As far as I can work out, the Pilot operates in conjunction with an app running on a smartphone or tablet. I'm guessing that the Pilot communicates with the smartphone/tablet via Bluetooth. I'm not sure if the app performs the translation locally or in the cloud.

Since the Pilot hasn’t actually come out yet, I'm trying to restrain my expectations. On the other hand, I can’t stop myself from thinking how cool it would be if everyone were wearing one of these little rascals, thereby allowing us all to communicate with each other without having to speak slowly and loudly and wave our hands around a lot.
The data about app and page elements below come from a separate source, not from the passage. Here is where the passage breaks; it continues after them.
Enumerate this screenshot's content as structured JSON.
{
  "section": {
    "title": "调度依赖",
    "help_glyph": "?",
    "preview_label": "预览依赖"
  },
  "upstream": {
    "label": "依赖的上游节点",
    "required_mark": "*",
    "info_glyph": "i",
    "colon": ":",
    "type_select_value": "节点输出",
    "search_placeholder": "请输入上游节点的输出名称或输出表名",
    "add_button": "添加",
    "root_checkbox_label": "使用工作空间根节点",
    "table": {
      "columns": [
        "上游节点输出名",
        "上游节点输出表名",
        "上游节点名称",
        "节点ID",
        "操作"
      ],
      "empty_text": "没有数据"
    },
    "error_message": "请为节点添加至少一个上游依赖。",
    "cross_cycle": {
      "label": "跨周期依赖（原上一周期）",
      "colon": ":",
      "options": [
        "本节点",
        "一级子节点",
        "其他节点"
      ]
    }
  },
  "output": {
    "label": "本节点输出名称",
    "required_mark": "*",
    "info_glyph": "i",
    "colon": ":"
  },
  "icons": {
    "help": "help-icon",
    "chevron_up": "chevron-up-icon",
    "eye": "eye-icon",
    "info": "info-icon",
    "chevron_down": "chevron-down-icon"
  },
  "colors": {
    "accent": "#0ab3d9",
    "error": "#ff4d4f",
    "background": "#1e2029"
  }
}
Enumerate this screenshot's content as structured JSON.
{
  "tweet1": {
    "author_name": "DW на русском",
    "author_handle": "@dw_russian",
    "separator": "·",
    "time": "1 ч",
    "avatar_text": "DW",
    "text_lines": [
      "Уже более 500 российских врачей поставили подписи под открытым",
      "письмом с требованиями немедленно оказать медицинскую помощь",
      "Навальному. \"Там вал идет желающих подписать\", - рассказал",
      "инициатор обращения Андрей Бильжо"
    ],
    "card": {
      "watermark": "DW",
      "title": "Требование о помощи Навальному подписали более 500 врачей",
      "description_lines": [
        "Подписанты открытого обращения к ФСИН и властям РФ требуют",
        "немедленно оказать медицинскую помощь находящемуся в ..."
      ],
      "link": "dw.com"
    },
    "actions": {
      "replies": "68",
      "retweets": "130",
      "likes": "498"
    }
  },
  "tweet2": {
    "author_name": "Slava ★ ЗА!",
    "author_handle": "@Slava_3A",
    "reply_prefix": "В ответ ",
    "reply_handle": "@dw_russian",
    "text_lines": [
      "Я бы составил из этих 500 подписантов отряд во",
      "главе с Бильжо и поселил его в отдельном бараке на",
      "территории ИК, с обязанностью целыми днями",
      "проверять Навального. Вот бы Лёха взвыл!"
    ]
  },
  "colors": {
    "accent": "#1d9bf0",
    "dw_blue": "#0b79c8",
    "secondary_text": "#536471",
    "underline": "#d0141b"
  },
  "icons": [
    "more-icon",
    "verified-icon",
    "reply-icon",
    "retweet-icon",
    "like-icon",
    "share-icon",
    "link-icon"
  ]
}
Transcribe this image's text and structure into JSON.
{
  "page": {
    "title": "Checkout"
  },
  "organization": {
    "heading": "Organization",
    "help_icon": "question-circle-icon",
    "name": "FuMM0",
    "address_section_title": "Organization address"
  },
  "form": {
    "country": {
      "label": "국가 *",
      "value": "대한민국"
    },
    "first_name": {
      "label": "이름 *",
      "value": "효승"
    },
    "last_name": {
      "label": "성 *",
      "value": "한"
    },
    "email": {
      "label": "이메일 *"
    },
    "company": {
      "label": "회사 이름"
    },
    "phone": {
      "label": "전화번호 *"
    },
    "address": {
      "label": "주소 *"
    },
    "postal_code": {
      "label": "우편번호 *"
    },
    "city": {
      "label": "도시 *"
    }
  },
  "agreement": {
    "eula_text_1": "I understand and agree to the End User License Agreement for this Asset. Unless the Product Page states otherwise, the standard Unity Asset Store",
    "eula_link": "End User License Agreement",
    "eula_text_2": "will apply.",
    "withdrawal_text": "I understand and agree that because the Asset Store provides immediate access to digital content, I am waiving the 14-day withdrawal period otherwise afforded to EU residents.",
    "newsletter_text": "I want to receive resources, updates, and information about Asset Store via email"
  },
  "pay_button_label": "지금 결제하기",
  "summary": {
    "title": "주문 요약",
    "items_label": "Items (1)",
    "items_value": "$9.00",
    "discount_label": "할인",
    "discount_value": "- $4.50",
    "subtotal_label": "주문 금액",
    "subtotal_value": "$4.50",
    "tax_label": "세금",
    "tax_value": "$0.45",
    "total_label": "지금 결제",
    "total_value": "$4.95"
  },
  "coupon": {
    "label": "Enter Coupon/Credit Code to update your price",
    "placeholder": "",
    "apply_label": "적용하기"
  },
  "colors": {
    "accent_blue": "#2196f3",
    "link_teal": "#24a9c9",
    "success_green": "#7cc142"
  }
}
Who knows, one day I might even be able to go to my local supermarket and ask for bottled water without ending up being treated like a village idiot.

20 thoughts on “The embedded Babel fish is (almost) upon us

  1. “I really hope they're able to pull this off. nI found a couple of bits of information about it:nBoth parties have to have earpiecesnIt doesn't work offline for now, but they're working on it.nThe translation **appears** to be happening in the earpiece

    Log in to Reply
  2. “There's been a translation site called on the net for yonks. It never was particularly good but I have not tried it recently. And then there is Google translate, which does pretty much what Max is talking about, and works on tablets or pho

    Log in to Reply
  3. “This is moderately cool (assuming it is implemented better than Google Translate, which is most useful for cracking up those who have a decent grasp of both languages). Now, for the REAL world, I would expect based on precedent one would have to not only

    Log in to Reply
  4. “@David: I have an entire bookshelf filled with language dictionaries, including a couple of Langenscheidts (one English-German, the other English-Polish), one Larrouse (English-French of course), a couple of Hebrew-English one, the definitive English-Yid

    Log in to Reply
  5. “”I do French to English translations for a magazine…”nnIs there no end to the suffering you are prepared to inflict on others? LOL”

    Log in to Reply
  6. “@SuperSkeptic…and did your father (and you?) speak all these languages? I'm impressed…nnI can speak reasonable French, make myself understood in Afrikaans (South Africa) and say G'day in a few others. I'm trying to learn Italian at the moment but

    Log in to Reply
  7. “Are you implying that they should produce a “Tech Guru” to “Mere nMortal” translation?n(I'm not saying who should be at which end to preserve my dignity) “

    Log in to Reply
  8. “”I can speak reasonable French, make myself understood in Afrikaans (South Africa) and say G'day in a few others.”nnGood on you cobber!”

    Log in to Reply
  9. “On one of my recent visits to Washington DC we decided to take a bus tour. The person narrating the tour spoke English of course, but some of the riders did not, and therefore had to rely on their companion to translate. Think of all the profit the tour c

    Log in to Reply
  10. “”The person narrating the tour spoke English of course, but some of the riders did not…”nnThe opposite to taking a taxi then LOL”

    Log in to Reply

Leave a Reply

This site uses Akismet to reduce spam. Learn how your comment data is processed.